The preliminary numbers for Philadelphia's citywide property reassessment have arrived, and they appear to be good news for Mayor Nutter and advocates of his tax-reform effort.
The data - while incomplete - show that the property-tax rate under a new system would be considerably lower than the ruinous rate predicted by City Council this year.
Nutter on Wednesday called the nearly completed reassessment of 579,000 parcels "an important milestone" in fixing the city's infamously inequitable property tax system.
"This is something I've been looking at and focusing on for pretty much all my elected life," he said. "We owe the citizens this, and we've owed it to them for a long, long time."
As the planned changeover to the new system is made next year, Nutter pledged not to seek a property-tax hike, which would be the first time in three years without an increase.
"There's been no discussion at all, anywhere, about sending over a bill to increase real estate taxes," he said. "It's just not a topic of conversation."
The reassessment so far has tagged the market value of all taxable property in the city at $96.5 billion. To collect the same amount of property tax in the next fiscal year - $1.2 billion - the administration figures the tax rate would have to be 1.3 percent of a property's value, if no tax relief measures are added.

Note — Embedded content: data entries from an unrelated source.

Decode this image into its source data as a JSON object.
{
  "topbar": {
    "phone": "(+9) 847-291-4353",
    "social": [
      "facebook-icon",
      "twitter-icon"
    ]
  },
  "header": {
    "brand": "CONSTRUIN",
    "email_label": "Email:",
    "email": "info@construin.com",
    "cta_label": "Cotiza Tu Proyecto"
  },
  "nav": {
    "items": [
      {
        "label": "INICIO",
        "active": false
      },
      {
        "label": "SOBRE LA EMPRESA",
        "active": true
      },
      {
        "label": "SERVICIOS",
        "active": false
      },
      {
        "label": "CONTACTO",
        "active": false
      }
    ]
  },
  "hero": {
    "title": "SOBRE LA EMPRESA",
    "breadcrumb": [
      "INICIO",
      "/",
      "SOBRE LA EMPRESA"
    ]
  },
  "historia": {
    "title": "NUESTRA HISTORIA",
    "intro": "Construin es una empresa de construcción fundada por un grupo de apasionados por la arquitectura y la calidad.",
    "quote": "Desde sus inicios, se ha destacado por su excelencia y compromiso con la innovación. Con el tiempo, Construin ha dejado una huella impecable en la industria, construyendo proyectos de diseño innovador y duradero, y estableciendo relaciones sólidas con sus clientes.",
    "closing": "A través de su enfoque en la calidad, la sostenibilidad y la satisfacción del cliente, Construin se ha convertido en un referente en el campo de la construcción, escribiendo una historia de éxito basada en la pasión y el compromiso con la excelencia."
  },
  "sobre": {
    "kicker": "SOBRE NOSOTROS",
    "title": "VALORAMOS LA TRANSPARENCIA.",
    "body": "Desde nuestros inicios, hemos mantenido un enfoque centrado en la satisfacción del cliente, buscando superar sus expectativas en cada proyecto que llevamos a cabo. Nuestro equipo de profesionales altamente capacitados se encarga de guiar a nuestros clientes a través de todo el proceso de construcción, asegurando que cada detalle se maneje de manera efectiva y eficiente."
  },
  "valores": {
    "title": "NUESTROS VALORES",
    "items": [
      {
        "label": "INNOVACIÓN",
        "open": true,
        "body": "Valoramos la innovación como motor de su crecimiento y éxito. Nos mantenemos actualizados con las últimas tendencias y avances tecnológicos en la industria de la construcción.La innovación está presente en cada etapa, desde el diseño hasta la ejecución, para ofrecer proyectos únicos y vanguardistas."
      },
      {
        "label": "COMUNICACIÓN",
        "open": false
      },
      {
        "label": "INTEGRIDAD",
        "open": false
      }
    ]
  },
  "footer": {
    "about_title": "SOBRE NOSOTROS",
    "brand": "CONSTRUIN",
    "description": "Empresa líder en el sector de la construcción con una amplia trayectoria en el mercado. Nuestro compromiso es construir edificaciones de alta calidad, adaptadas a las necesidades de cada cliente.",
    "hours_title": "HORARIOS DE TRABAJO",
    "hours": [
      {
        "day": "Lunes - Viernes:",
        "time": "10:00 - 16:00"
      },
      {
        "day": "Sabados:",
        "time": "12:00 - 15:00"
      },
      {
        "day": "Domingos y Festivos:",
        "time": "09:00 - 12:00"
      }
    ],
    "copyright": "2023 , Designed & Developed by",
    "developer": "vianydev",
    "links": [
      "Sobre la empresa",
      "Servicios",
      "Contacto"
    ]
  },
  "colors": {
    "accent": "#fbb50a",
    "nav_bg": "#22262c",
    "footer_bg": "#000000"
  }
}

That means the owner of a home worth $100,000 would pay $1,300 under the 1.3 percent scenario, or $2,600 for a $200,000 property, an equation Nutter called "the ultimate in just mathematics."
The average residential property tax bill is now about $1,400, but that's based on a system with wildly disparate assessments that usually don't reflect actual market value. Much work remains to determine how individual homeowners and neighborhoods would be affected under the new system.
This spring, when Nutter asked Council to implement the Actual Value Initiative (AVI), the members balked at acting before the reassessment was completed, particularly when a consultant said the tax rate could be as high as 1.8 percent - $1,800 for every $100,000 of property value.
Councilman Bill Green called the numbers revealed Wednesday "real good news for taxpayers."
"Now that we finally have the data, hopefully people can relax," he said.
Some Council members said Wednesday that 1.3 or 1.4 was still too high, and that they would have to find ways to bring the rate down.
"I just think people are getting crushed here," Councilman James F. Kenney said. "The problem with the whole process is trying to make this magical revenue number. This process was supposed to be about getting a fair assessment."
While AVI is meant to fix decades of inaccurate assessments - some the result of political manipulation - the correction of basing taxes on a property's actual market value is going to have some seismic effects.
Many poorer neighborhoods, where residents have been paying too much, are going to get a tax break. Many wealthier neighborhoods, especially ones that have seen explosive growth in recent years, could experience huge increases.
Elected officials and civic groups from burgeoning areas like Northern Liberties and Graduate Hospital have warned that longtime residents will not be able to afford the new bills, while saying AVI will have a grim impact on the housing market.
"At a 1.3 percent rate, there would still be enormous increases in growth areas of the city," Controller Alan Butkovitz said Wednesday. "None of this addresses that shock."
Nutter said he was focused on creating a fair and equitable system - a task, he noted, begun by a voter referendum for change in 2010.
He also said people who moved into neighborhoods like Graduate Hospital knew they were going into a hot area with artificially low taxes.
"In their heart of hearts . . . they have to look at that bill and say, 'There's no way in the world I'm paying the right tax amount,' " Nutter said. "All we're asking you to do is pay your fair share."
Much of the debate in Council this spring, several members said, is going to focus on relief measures, such as the proposed $30,000 homestead exemption, which would allow homeowners to deduct that amount from their assessments before the tax rate is applied.
The administration said the tax rate with the homestead exemption would have to be 1.4 percent, and 1.3 percent without it. But that would still be good news for homeowners - the owner of the $100,000 home would be taxed on only $70,000 of value, producing a tax bill of $980 instead of the $1,300 without the homestead exemption.
Council also has to consider the Kenney-led bill to provide relief to longtime residents in gentrified neighborhoods. Each $10 million in tax relief raises the overall tax rate by 0.01 percent.
The city's Office of Property Assessment also needs to look again at about 16,000 parcels with various "anomalies," Nutter said. The results, expected in a few weeks, could raise the aggregate value by a few billion dollars, thus lowering the tax rate.
Most important, Council is awaiting more specific data on how the new tax system would affect individual neighborhoods, broken into data subsets known as geographic market areas.
The administration has promised that data before Council reconvenes on Jan. 24. About three weeks later, the city plans to begin mailing out reassessment data to owners, finally letting them know what the city thinks their properties are worth.
Councilman Mark Squilla, who led the effort this spring to delay AVI's implementation, said he could not predict how the budget fight would unfold without that data.
"I think we have to find a way to do" AVI, he said. "I'm sure we're going to go through some battles along the way."